● Problem: Retype the data below verbatim; pictures do not belong in the copy.

Page and application data records
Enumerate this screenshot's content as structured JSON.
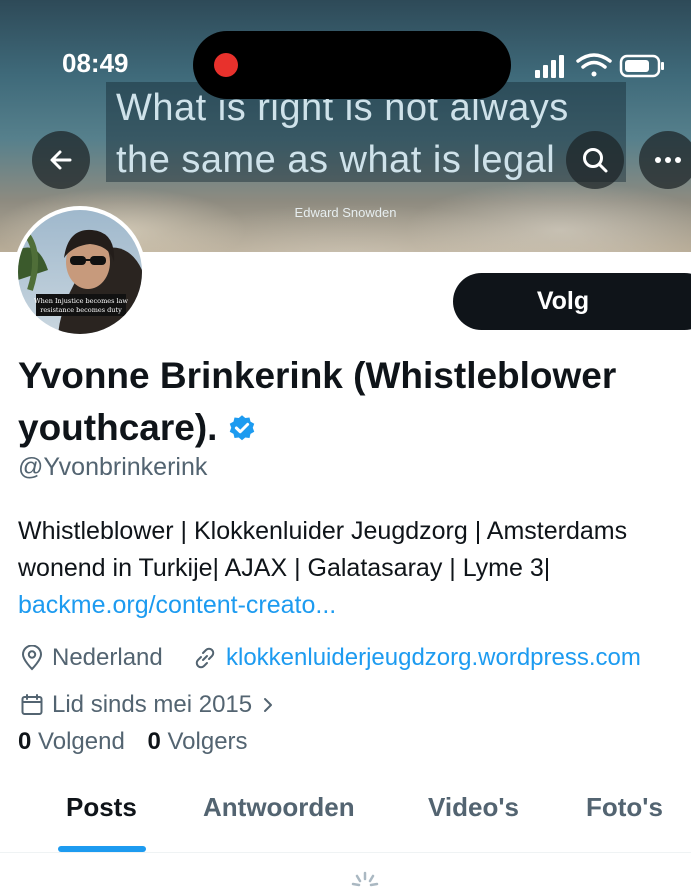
{
  "status_bar": {
    "time": "08:49"
  },
  "banner": {
    "quote_line1": "What is right is not always",
    "quote_line2": "the same as what is legal",
    "quote_author": "Edward Snowden"
  },
  "avatar": {
    "caption_line1": "When Injustice becomes law",
    "caption_line2": "resistance becomes duty"
  },
  "profile": {
    "follow_label": "Volg",
    "name_line1": "Yvonne Brinkerink (Whistleblower",
    "name_line2": "youthcare).",
    "handle": "@Yvonbrinkerink",
    "bio_line1": "Whistleblower | Klokkenluider Jeugdzorg | Amsterdams",
    "bio_line2": "wonend in Turkije| AJAX | Galatasaray | Lyme 3|",
    "bio_link": "backme.org/content-creato...",
    "location": "Nederland",
    "website": "klokkenluiderjeugdzorg.wordpress.com",
    "joined": "Lid sinds mei 2015",
    "following_count": "0",
    "following_label": "Volgend",
    "followers_count": "0",
    "followers_label": "Volgers"
  },
  "tabs": [
    {
      "label": "Posts",
      "active": true
    },
    {
      "label": "Antwoorden",
      "active": false
    },
    {
      "label": "Video's",
      "active": false
    },
    {
      "label": "Foto's",
      "active": false
    }
  ],
  "colors": {
    "accent": "#1d9bf0",
    "text": "#0f1419",
    "secondary": "#536471",
    "record": "#e8312c"
  }
}
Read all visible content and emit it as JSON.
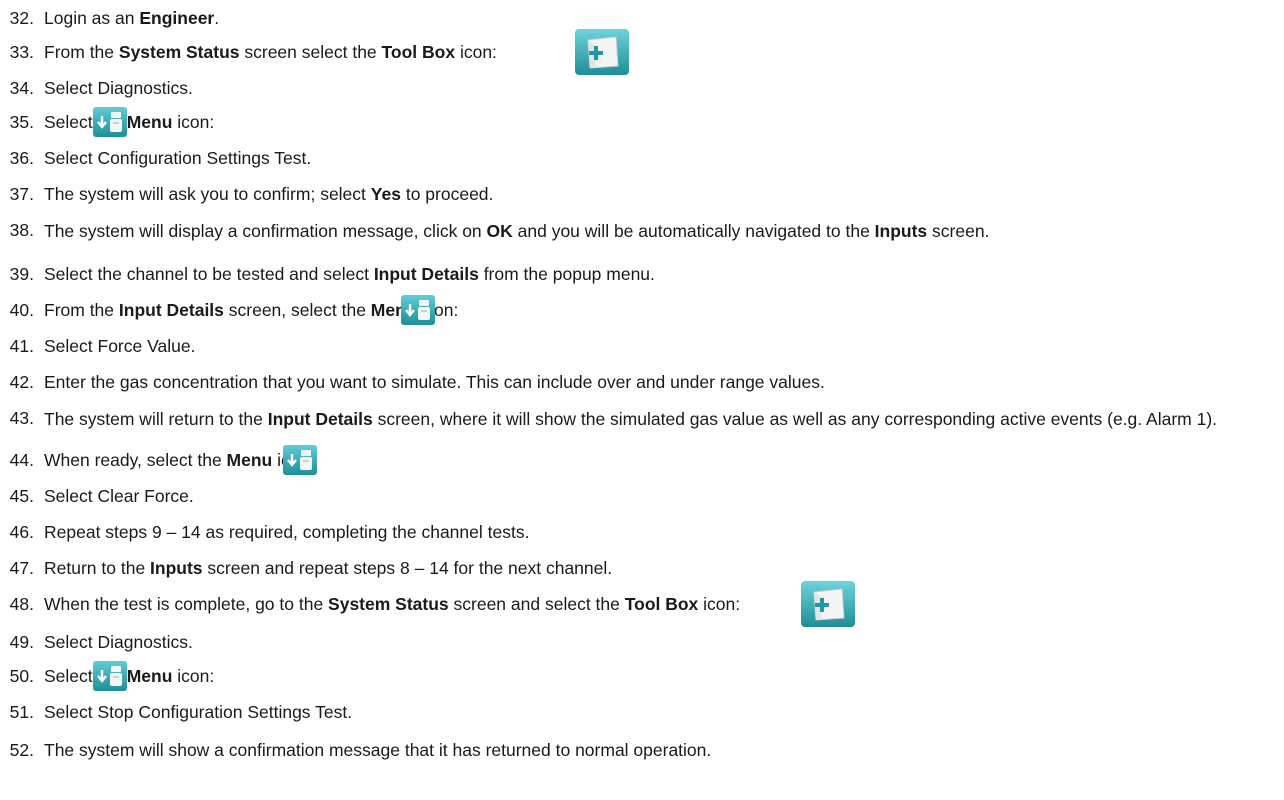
{
  "items": [
    {
      "num": "32.",
      "parts": [
        {
          "t": "Login as an "
        },
        {
          "t": "Engineer",
          "b": true
        },
        {
          "t": "."
        }
      ]
    },
    {
      "num": "33.",
      "parts": [
        {
          "t": "From the "
        },
        {
          "t": "System Status",
          "b": true
        },
        {
          "t": " screen select the "
        },
        {
          "t": "Tool Box",
          "b": true
        },
        {
          "t": " icon:"
        }
      ],
      "icon": "toolbox-icon"
    },
    {
      "num": "34.",
      "parts": [
        {
          "t": "Select Diagnostics."
        }
      ]
    },
    {
      "num": "35.",
      "parts": [
        {
          "t": "Select the "
        },
        {
          "t": "Menu",
          "b": true
        },
        {
          "t": " icon:"
        }
      ],
      "icon": "menu-icon"
    },
    {
      "num": "36.",
      "parts": [
        {
          "t": "Select Configuration Settings Test."
        }
      ]
    },
    {
      "num": "37.",
      "parts": [
        {
          "t": "The system will ask you to confirm; select "
        },
        {
          "t": "Yes",
          "b": true
        },
        {
          "t": " to proceed."
        }
      ]
    },
    {
      "num": "38.",
      "parts": [
        {
          "t": "The system will display a confirmation message, click on "
        },
        {
          "t": "OK",
          "b": true
        },
        {
          "t": " and you will be automatically navigated to the "
        },
        {
          "t": "Inputs",
          "b": true
        },
        {
          "t": " screen."
        }
      ]
    },
    {
      "num": "39.",
      "parts": [
        {
          "t": "Select the channel to be tested and select "
        },
        {
          "t": "Input Details",
          "b": true
        },
        {
          "t": " from the popup menu."
        }
      ]
    },
    {
      "num": "40.",
      "parts": [
        {
          "t": "From the "
        },
        {
          "t": "Input Details",
          "b": true
        },
        {
          "t": " screen, select the "
        },
        {
          "t": "Menu",
          "b": true
        },
        {
          "t": " icon:"
        }
      ],
      "icon": "menu-icon"
    },
    {
      "num": "41.",
      "parts": [
        {
          "t": "Select Force Value."
        }
      ]
    },
    {
      "num": "42.",
      "parts": [
        {
          "t": "Enter the gas concentration that you want to simulate. This can include over and under range values."
        }
      ]
    },
    {
      "num": "43.",
      "parts": [
        {
          "t": "The system will return to the "
        },
        {
          "t": "Input Details",
          "b": true
        },
        {
          "t": " screen, where it will show the simulated gas value as well as any corresponding active events (e.g. Alarm 1)."
        }
      ]
    },
    {
      "num": "44.",
      "parts": [
        {
          "t": "When ready, select the "
        },
        {
          "t": "Menu",
          "b": true
        },
        {
          "t": " icon:"
        }
      ],
      "icon": "menu-icon"
    },
    {
      "num": "45.",
      "parts": [
        {
          "t": "Select Clear Force."
        }
      ]
    },
    {
      "num": "46.",
      "parts": [
        {
          "t": "Repeat steps 9 – 14 as required, completing the channel tests."
        }
      ]
    },
    {
      "num": "47.",
      "parts": [
        {
          "t": "Return to the "
        },
        {
          "t": "Inputs",
          "b": true
        },
        {
          "t": " screen and repeat steps 8 – 14 for the next channel."
        }
      ]
    },
    {
      "num": "48.",
      "parts": [
        {
          "t": "When the test is complete, go to the "
        },
        {
          "t": "System Status",
          "b": true
        },
        {
          "t": " screen and select the "
        },
        {
          "t": "Tool Box",
          "b": true
        },
        {
          "t": " icon:"
        }
      ],
      "icon": "toolbox-icon"
    },
    {
      "num": "49.",
      "parts": [
        {
          "t": "Select Diagnostics."
        }
      ]
    },
    {
      "num": "50.",
      "parts": [
        {
          "t": "Select the "
        },
        {
          "t": "Menu",
          "b": true
        },
        {
          "t": " icon:"
        }
      ],
      "icon": "menu-icon"
    },
    {
      "num": "51.",
      "parts": [
        {
          "t": "Select Stop Configuration Settings Test."
        }
      ]
    },
    {
      "num": "52.",
      "parts": [
        {
          "t": "The system will show a confirmation message that it has returned to normal operation."
        }
      ]
    }
  ]
}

● Completed exercise:
Enumerate this screenshot's content as structured JSON.
{
  "status_bar": {
    "time": "08:49"
  },
  "banner": {
    "quote_line1": "What is right is not always",
    "quote_line2": "the same as what is legal",
    "quote_author": "Edward Snowden"
  },
  "avatar": {
    "caption_line1": "When Injustice becomes law",
    "caption_line2": "resistance becomes duty"
  },
  "profile": {
    "follow_label": "Volg",
    "name_line1": "Yvonne Brinkerink (Whistleblower",
    "name_line2": "youthcare).",
    "handle": "@Yvonbrinkerink",
    "bio_line1": "Whistleblower | Klokkenluider Jeugdzorg | Amsterdams",
    "bio_line2": "wonend in Turkije| AJAX | Galatasaray | Lyme 3|",
    "bio_link": "backme.org/content-creato...",
    "location": "Nederland",
    "website": "klokkenluiderjeugdzorg.wordpress.com",
    "joined": "Lid sinds mei 2015",
    "following_count": "0",
    "following_label": "Volgend",
    "followers_count": "0",
    "followers_label": "Volgers"
  },
  "tabs": [
    {
      "label": "Posts",
      "active": true
    },
    {
      "label": "Antwoorden",
      "active": false
    },
    {
      "label": "Video's",
      "active": false
    },
    {
      "label": "Foto's",
      "active": false
    }
  ],
  "colors": {
    "accent": "#1d9bf0",
    "text": "#0f1419",
    "secondary": "#536471",
    "record": "#e8312c"
  }
}
Read all visible content and emit it as JSON.
{
  "items": [
    {
      "num": "32.",
      "parts": [
        {
          "t": "Login as an "
        },
        {
          "t": "Engineer",
          "b": true
        },
        {
          "t": "."
        }
      ]
    },
    {
      "num": "33.",
      "parts": [
        {
          "t": "From the "
        },
        {
          "t": "System Status",
          "b": true
        },
        {
          "t": " screen select the "
        },
        {
          "t": "Tool Box",
          "b": true
        },
        {
          "t": " icon:"
        }
      ],
      "icon": "toolbox-icon"
    },
    {
      "num": "34.",
      "parts": [
        {
          "t": "Select Diagnostics."
        }
      ]
    },
    {
      "num": "35.",
      "parts": [
        {
          "t": "Select the "
        },
        {
          "t": "Menu",
          "b": true
        },
        {
          "t": " icon:"
        }
      ],
      "icon": "menu-icon"
    },
    {
      "num": "36.",
      "parts": [
        {
          "t": "Select Configuration Settings Test."
        }
      ]
    },
    {
      "num": "37.",
      "parts": [
        {
          "t": "The system will ask you to confirm; select "
        },
        {
          "t": "Yes",
          "b": true
        },
        {
          "t": " to proceed."
        }
      ]
    },
    {
      "num": "38.",
      "parts": [
        {
          "t": "The system will display a confirmation message, click on "
        },
        {
          "t": "OK",
          "b": true
        },
        {
          "t": " and you will be automatically navigated to the "
        },
        {
          "t": "Inputs",
          "b": true
        },
        {
          "t": " screen."
        }
      ]
    },
    {
      "num": "39.",
      "parts": [
        {
          "t": "Select the channel to be tested and select "
        },
        {
          "t": "Input Details",
          "b": true
        },
        {
          "t": " from the popup menu."
        }
      ]
    },
    {
      "num": "40.",
      "parts": [
        {
          "t": "From the "
        },
        {
          "t": "Input Details",
          "b": true
        },
        {
          "t": " screen, select the "
        },
        {
          "t": "Menu",
          "b": true
        },
        {
          "t": " icon:"
        }
      ],
      "icon": "menu-icon"
    },
    {
      "num": "41.",
      "parts": [
        {
          "t": "Select Force Value."
        }
      ]
    },
    {
      "num": "42.",
      "parts": [
        {
          "t": "Enter the gas concentration that you want to simulate. This can include over and under range values."
        }
      ]
    },
    {
      "num": "43.",
      "parts": [
        {
          "t": "The system will return to the "
        },
        {
          "t": "Input Details",
          "b": true
        },
        {
          "t": " screen, where it will show the simulated gas value as well as any corresponding active events (e.g. Alarm 1)."
        }
      ]
    },
    {
      "num": "44.",
      "parts": [
        {
          "t": "When ready, select the "
        },
        {
          "t": "Menu",
          "b": true
        },
        {
          "t": " icon:"
        }
      ],
      "icon": "menu-icon"
    },
    {
      "num": "45.",
      "parts": [
        {
          "t": "Select Clear Force."
        }
      ]
    },
    {
      "num": "46.",
      "parts": [
        {
          "t": "Repeat steps 9 – 14 as required, completing the channel tests."
        }
      ]
    },
    {
      "num": "47.",
      "parts": [
        {
          "t": "Return to the "
        },
        {
          "t": "Inputs",
          "b": true
        },
        {
          "t": " screen and repeat steps 8 – 14 for the next channel."
        }
      ]
    },
    {
      "num": "48.",
      "parts": [
        {
          "t": "When the test is complete, go to the "
        },
        {
          "t": "System Status",
          "b": true
        },
        {
          "t": " screen and select the "
        },
        {
          "t": "Tool Box",
          "b": true
        },
        {
          "t": " icon:"
        }
      ],
      "icon": "toolbox-icon"
    },
    {
      "num": "49.",
      "parts": [
        {
          "t": "Select Diagnostics."
        }
      ]
    },
    {
      "num": "50.",
      "parts": [
        {
          "t": "Select the "
        },
        {
          "t": "Menu",
          "b": true
        },
        {
          "t": " icon:"
        }
      ],
      "icon": "menu-icon"
    },
    {
      "num": "51.",
      "parts": [
        {
          "t": "Select Stop Configuration Settings Test."
        }
      ]
    },
    {
      "num": "52.",
      "parts": [
        {
          "t": "The system will show a confirmation message that it has returned to normal operation."
        }
      ]
    }
  ]
}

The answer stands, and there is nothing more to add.